Task item |
For each record below, output its text exactly and skip any picture.

Dataset rows describing interfaces
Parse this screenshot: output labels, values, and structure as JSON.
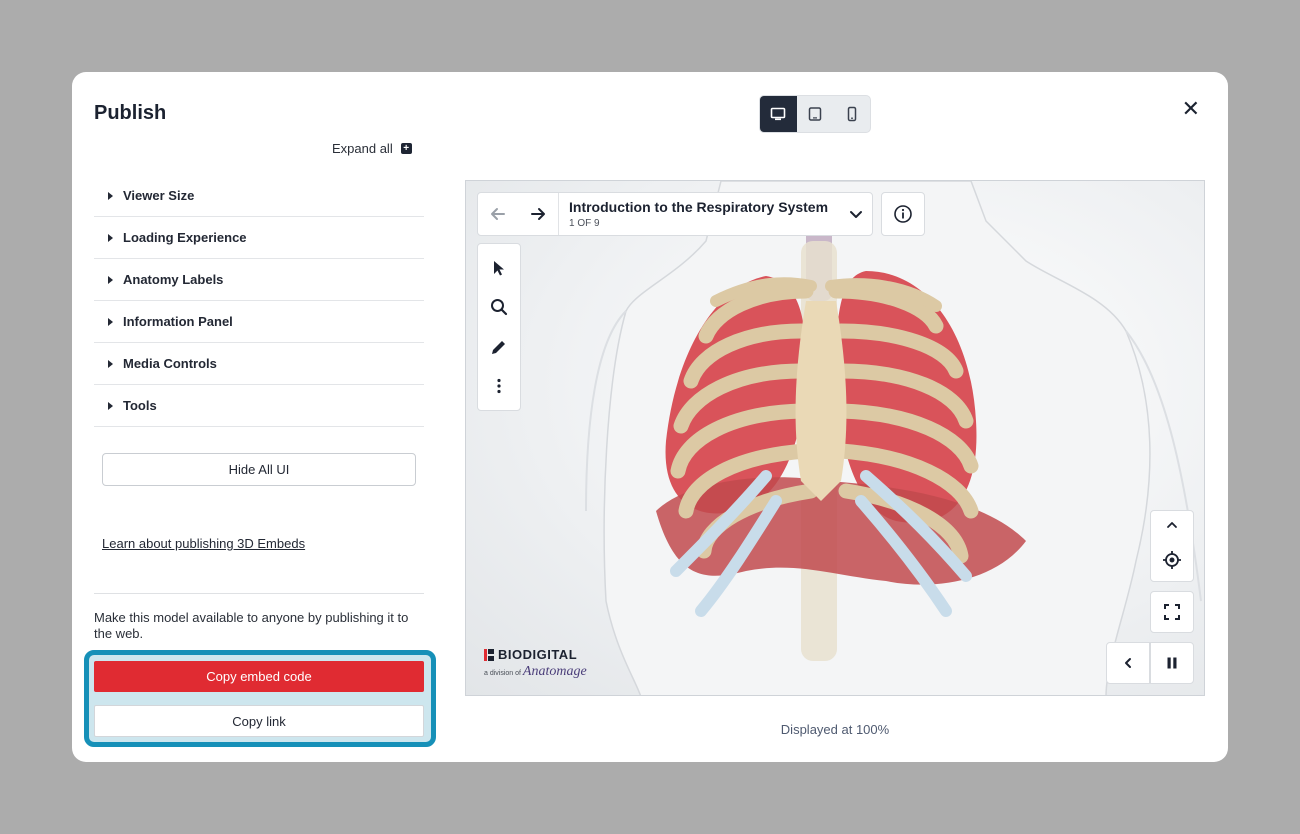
{
  "modal": {
    "title": "Publish",
    "expand_all_label": "Expand all",
    "close_symbol": "✕"
  },
  "device_toggle": {
    "options": [
      {
        "name": "desktop-icon",
        "active": true
      },
      {
        "name": "tablet-icon",
        "active": false
      },
      {
        "name": "mobile-icon",
        "active": false
      }
    ]
  },
  "accordion": {
    "items": [
      {
        "label": "Viewer Size"
      },
      {
        "label": "Loading Experience"
      },
      {
        "label": "Anatomy Labels"
      },
      {
        "label": "Information Panel"
      },
      {
        "label": "Media Controls"
      },
      {
        "label": "Tools"
      }
    ]
  },
  "hide_ui_label": "Hide All UI",
  "learn_link": "Learn about publishing 3D Embeds",
  "publish_description": "Make this model available to anyone by publishing it to the web.",
  "buttons": {
    "copy_embed": "Copy embed code",
    "copy_link": "Copy link"
  },
  "viewer": {
    "tour_title": "Introduction to the Respiratory System",
    "tour_count": "1 OF 9",
    "logo_name": "BIODIGITAL",
    "logo_division_prefix": "a division of",
    "logo_division_brand": "Anatomage"
  },
  "displayed_at": "Displayed at 100%",
  "colors": {
    "accent_red": "#e02b32",
    "highlight_border": "#1690b8",
    "dark_toggle": "#232b3a"
  }
}
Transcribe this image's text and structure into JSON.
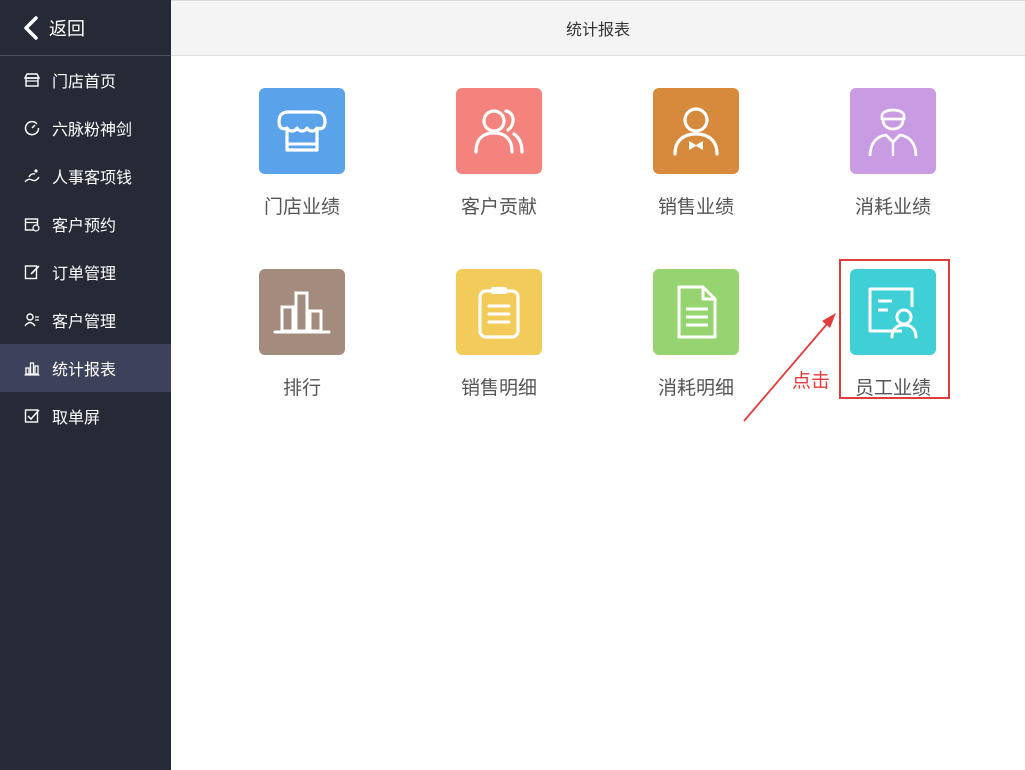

Answer below |
Parse this screenshot: output labels, values, and structure as JSON.
{
  "modal": {
    "title": "Publish",
    "expand_all_label": "Expand all",
    "close_symbol": "✕"
  },
  "device_toggle": {
    "options": [
      {
        "name": "desktop-icon",
        "active": true
      },
      {
        "name": "tablet-icon",
        "active": false
      },
      {
        "name": "mobile-icon",
        "active": false
      }
    ]
  },
  "accordion": {
    "items": [
      {
        "label": "Viewer Size"
      },
      {
        "label": "Loading Experience"
      },
      {
        "label": "Anatomy Labels"
      },
      {
        "label": "Information Panel"
      },
      {
        "label": "Media Controls"
      },
      {
        "label": "Tools"
      }
    ]
  },
  "hide_ui_label": "Hide All UI",
  "learn_link": "Learn about publishing 3D Embeds",
  "publish_description": "Make this model available to anyone by publishing it to the web.",
  "buttons": {
    "copy_embed": "Copy embed code",
    "copy_link": "Copy link"
  },
  "viewer": {
    "tour_title": "Introduction to the Respiratory System",
    "tour_count": "1 OF 9",
    "logo_name": "BIODIGITAL",
    "logo_division_prefix": "a division of",
    "logo_division_brand": "Anatomage"
  },
  "displayed_at": "Displayed at 100%",
  "colors": {
    "accent_red": "#e02b32",
    "highlight_border": "#1690b8",
    "dark_toggle": "#232b3a"
  }
}
Transcribe this image's text and structure into JSON.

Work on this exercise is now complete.